We are the officers of the Gay and Lesbian Alumni/ae of Notre Dame and Saint Mary's (GALA), an organization that has been serving GLBT alumni/ae since its formation in 1993. GALA promotes solidarity and friendship among GLBT graduates, students and friends; supports OutreachND, the GLBT student group on campus; sponsors charitable, educational, social and spiritual activities; and strives to improve communication with the University and to increase the visibility of GLBT alumni/ae. We now have 1,000 members.

Coming to terms with being gay is often a very difficult process. Nearly one-third of suicide attempts among young adults are due to sexual orientation issues and the needless fear and shame often associated with them. Without support and affirmation among peers, these issues can turn into equally life-threatening conditions such as depression, nervous disorders and substance abuse. We are proud to offer a source of support. GALA has regional leaders throughout the country who would be delighted to speak confidentially, and GALA sponsors various local events. We encourage gay or questioning alumni/ae to visit our website (www.galandsmc.org) or contact GALA directly at administrator@galandsmc.org.

_Gus Hinojosa '82, chair
David Pais '72, vice chair
Kevin Heffernan '93, secretary_

As a straight male with several gay friends and acquaintances, I cannot understand for the life of me why so many feel threatened by people whose sexual orientation is different. Gay, lesbian, bisexual and transgendered people share the hopes and fears of every person—the hope to love, the fear of loss, the joy of sharing life with another person, the pain caused by death. They have parents, brothers, sisters and even children. Our world will be much better off when we all agree that bigotry in any form and against any person is unacceptable and should be eliminated—not with a club but with love and respect, as God has commanded us to do.

_William Wilson '88
South Bend, Indiana_

Thanks for including in the package a rundown of church teaching on homosexuality and the perspective of a Courage member striving to live the chastity to which we are all called. I was particularly interested in the piece by Tom Nelson. I, too, have dealt with a loved one's struggles with same-sex attraction. What I found in my research, however, was quite different. Please consider: Robert Spitzer, the Columbia University psychologist who in October 2003 published a pivotal study in the Archives of Sexual Behavior demonstrating that therapy can cure homosexuality (Spitzer's work is especially significant because he played a key role in the highly politicized decision in 1973 to remove homosexuality from the psychiatric manual of mental disorders.); Stanley Kurtz, the Hoover Institution sociologist who has documented the connection between "gay marriage" and the decline of the family in Scandinavia and Holland; Joseph Nicolosi, founder of the National Association for the Research and Therapy of Homosexuality whose recent book, _A Parent's Guide to Preventing Homosexuality_, explains the connection between "gender identification disorder" in prepubescent children and later homosexuality; and Richard Fitzgibbons, a psychiatrist with the Catholic Medical Association, who has analyzed the causes of same-sex attraction and what can be done to treat it.

If any place in our society is going to hold a fair and honest debate about homosexuality, it must be a Catholic institution like Notre Dame where faith and reason come together in the unity of truth.

_James R. Dunlap Jr. '84
Hamden, Connecticut_

Imagine a world where sexual orientation would be as insignificant as eye color.
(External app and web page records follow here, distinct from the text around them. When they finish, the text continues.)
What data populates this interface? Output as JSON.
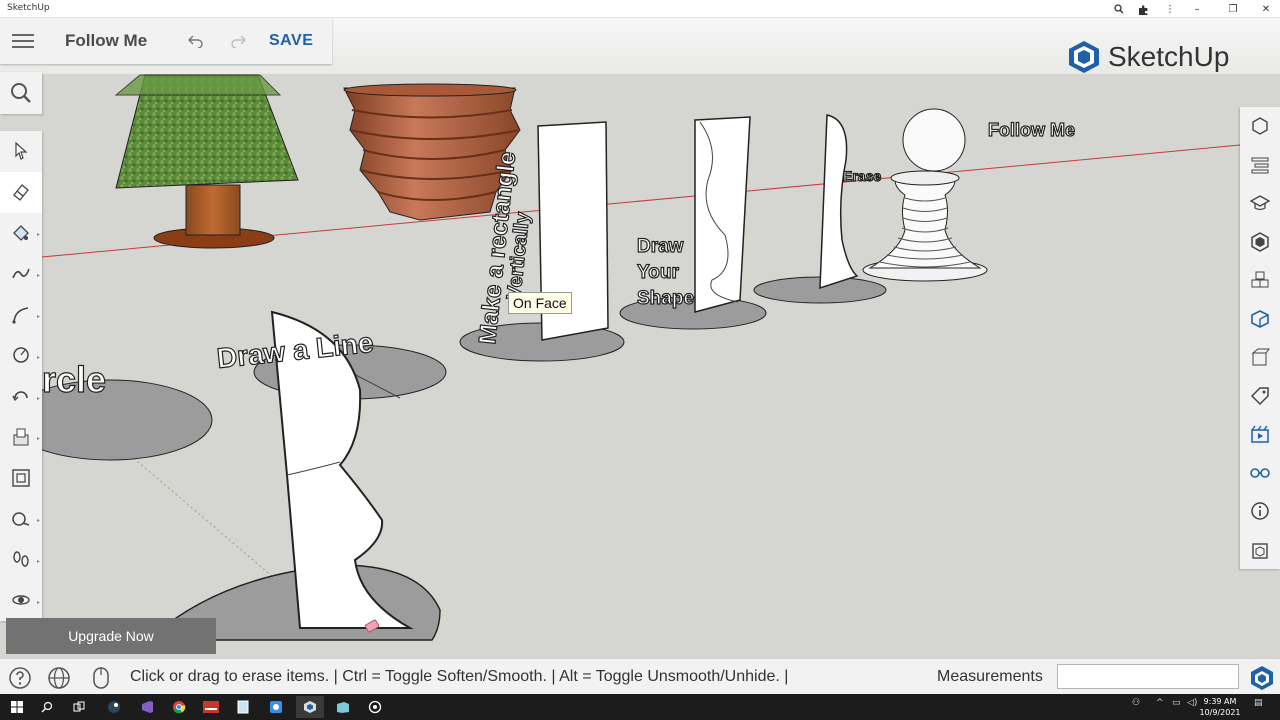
{
  "window": {
    "title": "SketchUp"
  },
  "toolbar": {
    "tool_name": "Follow Me",
    "save_label": "SAVE"
  },
  "brand": {
    "name": "SketchUp",
    "accent": "#1d62a8"
  },
  "scene": {
    "labels": {
      "circle": "rcle",
      "draw_line": "Draw a Line",
      "make_rect": "Make a rectangle",
      "vertically": "Vertically",
      "draw": "Draw",
      "your": "Your",
      "shape": "Shape",
      "erase": "Erase",
      "follow_me": "Follow Me"
    },
    "tooltip": "On Face"
  },
  "left_tools": [
    {
      "icon": "select-icon"
    },
    {
      "icon": "eraser-icon"
    },
    {
      "icon": "paint-bucket-icon"
    },
    {
      "icon": "freehand-icon"
    },
    {
      "icon": "arc-icon"
    },
    {
      "icon": "circle-tool-icon"
    },
    {
      "icon": "rotate-icon"
    },
    {
      "icon": "push-pull-icon"
    },
    {
      "icon": "offset-icon"
    },
    {
      "icon": "tape-measure-icon"
    },
    {
      "icon": "walk-icon"
    },
    {
      "icon": "orbit-icon"
    }
  ],
  "right_tools": [
    {
      "icon": "entity-info-icon"
    },
    {
      "icon": "layers-icon"
    },
    {
      "icon": "instructor-icon"
    },
    {
      "icon": "materials-icon"
    },
    {
      "icon": "components-icon"
    },
    {
      "icon": "styles-icon"
    },
    {
      "icon": "outliner-icon"
    },
    {
      "icon": "tags-icon"
    },
    {
      "icon": "scenes-icon"
    },
    {
      "icon": "display-icon"
    },
    {
      "icon": "info-icon"
    },
    {
      "icon": "solid-inspector-icon"
    }
  ],
  "upgrade": {
    "label": "Upgrade Now"
  },
  "status": {
    "hint": "Click or drag to erase items. | Ctrl = Toggle Soften/Smooth. | Alt = Toggle Unsmooth/Unhide. |",
    "measurements_label": "Measurements",
    "measurements_value": ""
  },
  "taskbar": {
    "time": "9:39 AM",
    "date": "10/9/2021"
  }
}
Imagine a world where all loving relationships would be valued and affirmed. Imagine how ridiculous all this Catholic angst would appear in such a world.

_Robert F. Dailey '74
Austin, Texas_